### Provided data ###

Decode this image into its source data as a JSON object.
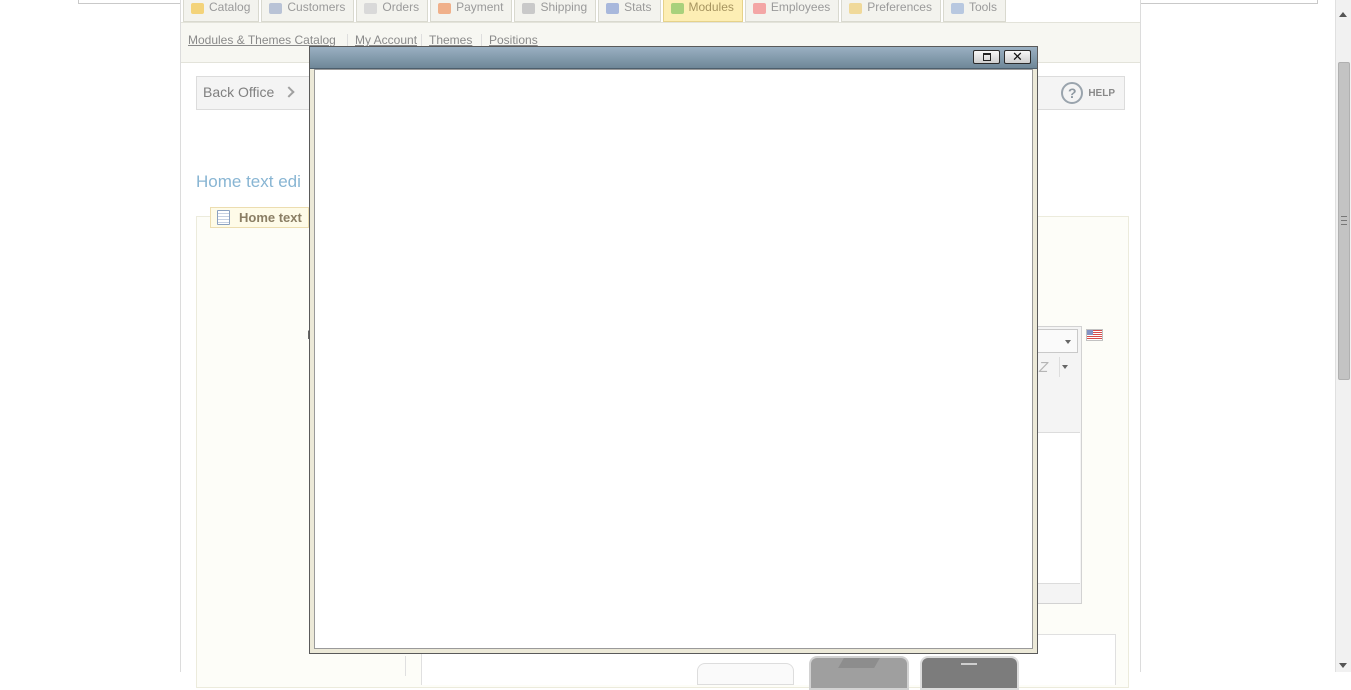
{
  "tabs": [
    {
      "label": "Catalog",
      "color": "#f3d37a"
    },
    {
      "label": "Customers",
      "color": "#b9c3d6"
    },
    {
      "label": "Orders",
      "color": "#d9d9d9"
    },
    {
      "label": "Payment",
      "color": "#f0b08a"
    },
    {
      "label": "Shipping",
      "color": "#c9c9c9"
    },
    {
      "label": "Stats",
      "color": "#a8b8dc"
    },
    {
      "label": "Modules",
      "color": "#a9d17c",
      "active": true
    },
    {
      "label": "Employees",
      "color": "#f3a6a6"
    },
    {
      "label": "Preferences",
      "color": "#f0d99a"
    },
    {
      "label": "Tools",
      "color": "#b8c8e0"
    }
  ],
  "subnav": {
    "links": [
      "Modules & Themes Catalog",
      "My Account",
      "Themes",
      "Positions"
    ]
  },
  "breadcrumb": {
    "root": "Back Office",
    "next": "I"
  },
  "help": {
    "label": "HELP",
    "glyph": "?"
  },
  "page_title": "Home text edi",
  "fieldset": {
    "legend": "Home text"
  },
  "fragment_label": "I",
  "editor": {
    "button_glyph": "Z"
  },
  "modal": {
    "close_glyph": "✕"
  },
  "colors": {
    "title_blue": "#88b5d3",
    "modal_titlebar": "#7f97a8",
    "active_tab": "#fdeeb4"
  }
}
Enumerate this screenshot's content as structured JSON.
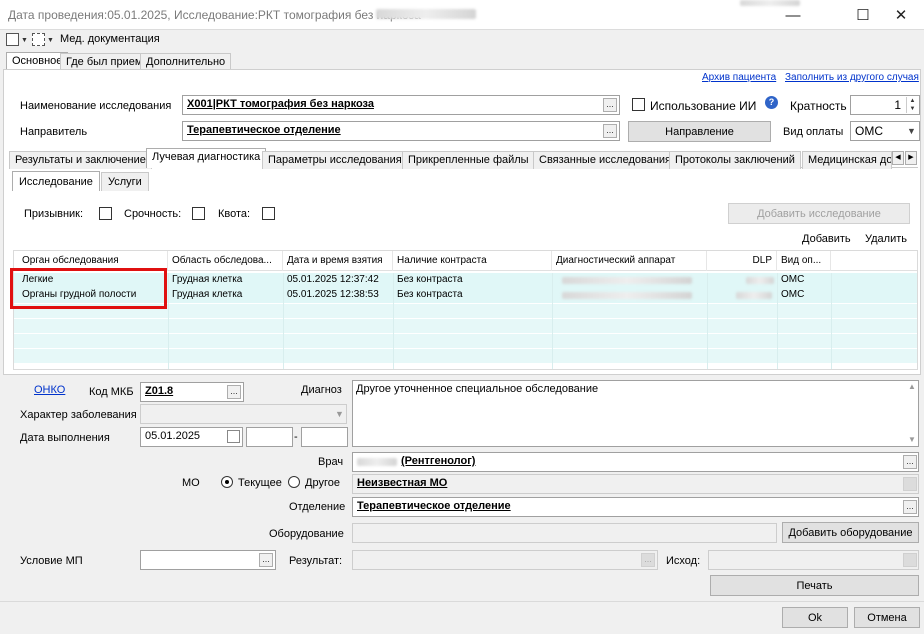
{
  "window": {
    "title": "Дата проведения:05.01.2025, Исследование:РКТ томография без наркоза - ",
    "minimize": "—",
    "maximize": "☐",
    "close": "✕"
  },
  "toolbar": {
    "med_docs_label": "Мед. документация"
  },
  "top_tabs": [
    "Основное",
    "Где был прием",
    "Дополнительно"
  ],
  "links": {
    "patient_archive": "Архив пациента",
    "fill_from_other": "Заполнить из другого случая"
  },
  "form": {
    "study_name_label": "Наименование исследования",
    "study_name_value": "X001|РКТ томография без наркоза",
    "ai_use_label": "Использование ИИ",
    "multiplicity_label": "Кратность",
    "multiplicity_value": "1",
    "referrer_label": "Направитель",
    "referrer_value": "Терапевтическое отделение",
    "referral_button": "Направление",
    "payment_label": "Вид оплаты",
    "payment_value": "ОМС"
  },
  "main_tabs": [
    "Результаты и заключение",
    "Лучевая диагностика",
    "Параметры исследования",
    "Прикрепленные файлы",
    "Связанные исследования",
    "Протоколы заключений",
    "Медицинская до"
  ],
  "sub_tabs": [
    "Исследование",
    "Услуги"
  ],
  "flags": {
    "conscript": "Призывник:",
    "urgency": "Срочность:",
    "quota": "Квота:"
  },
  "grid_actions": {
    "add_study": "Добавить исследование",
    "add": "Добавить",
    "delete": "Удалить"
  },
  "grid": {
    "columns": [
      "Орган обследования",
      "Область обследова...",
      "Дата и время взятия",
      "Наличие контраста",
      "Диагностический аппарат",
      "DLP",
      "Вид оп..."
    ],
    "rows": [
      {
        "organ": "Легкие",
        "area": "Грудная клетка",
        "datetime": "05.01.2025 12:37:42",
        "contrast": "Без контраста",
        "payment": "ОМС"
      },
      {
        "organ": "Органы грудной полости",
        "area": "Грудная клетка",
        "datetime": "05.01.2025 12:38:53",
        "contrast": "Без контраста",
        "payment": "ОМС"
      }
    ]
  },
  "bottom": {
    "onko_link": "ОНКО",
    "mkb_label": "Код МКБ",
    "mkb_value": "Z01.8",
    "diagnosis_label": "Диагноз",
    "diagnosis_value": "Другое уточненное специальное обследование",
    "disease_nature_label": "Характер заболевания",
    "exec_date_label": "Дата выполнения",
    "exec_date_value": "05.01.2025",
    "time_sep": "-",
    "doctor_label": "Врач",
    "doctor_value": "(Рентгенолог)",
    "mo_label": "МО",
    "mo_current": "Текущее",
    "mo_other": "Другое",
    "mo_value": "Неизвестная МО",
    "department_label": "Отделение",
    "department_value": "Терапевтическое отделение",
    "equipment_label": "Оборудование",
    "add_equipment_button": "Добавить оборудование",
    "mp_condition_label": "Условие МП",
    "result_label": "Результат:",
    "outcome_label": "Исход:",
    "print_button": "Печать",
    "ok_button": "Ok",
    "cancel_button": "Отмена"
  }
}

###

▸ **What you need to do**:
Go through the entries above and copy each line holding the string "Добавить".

▸ **The completed task**:
    "add_study": "Добавить исследование",
    "add": "Добавить",
    "add_equipment_button": "Добавить оборудование",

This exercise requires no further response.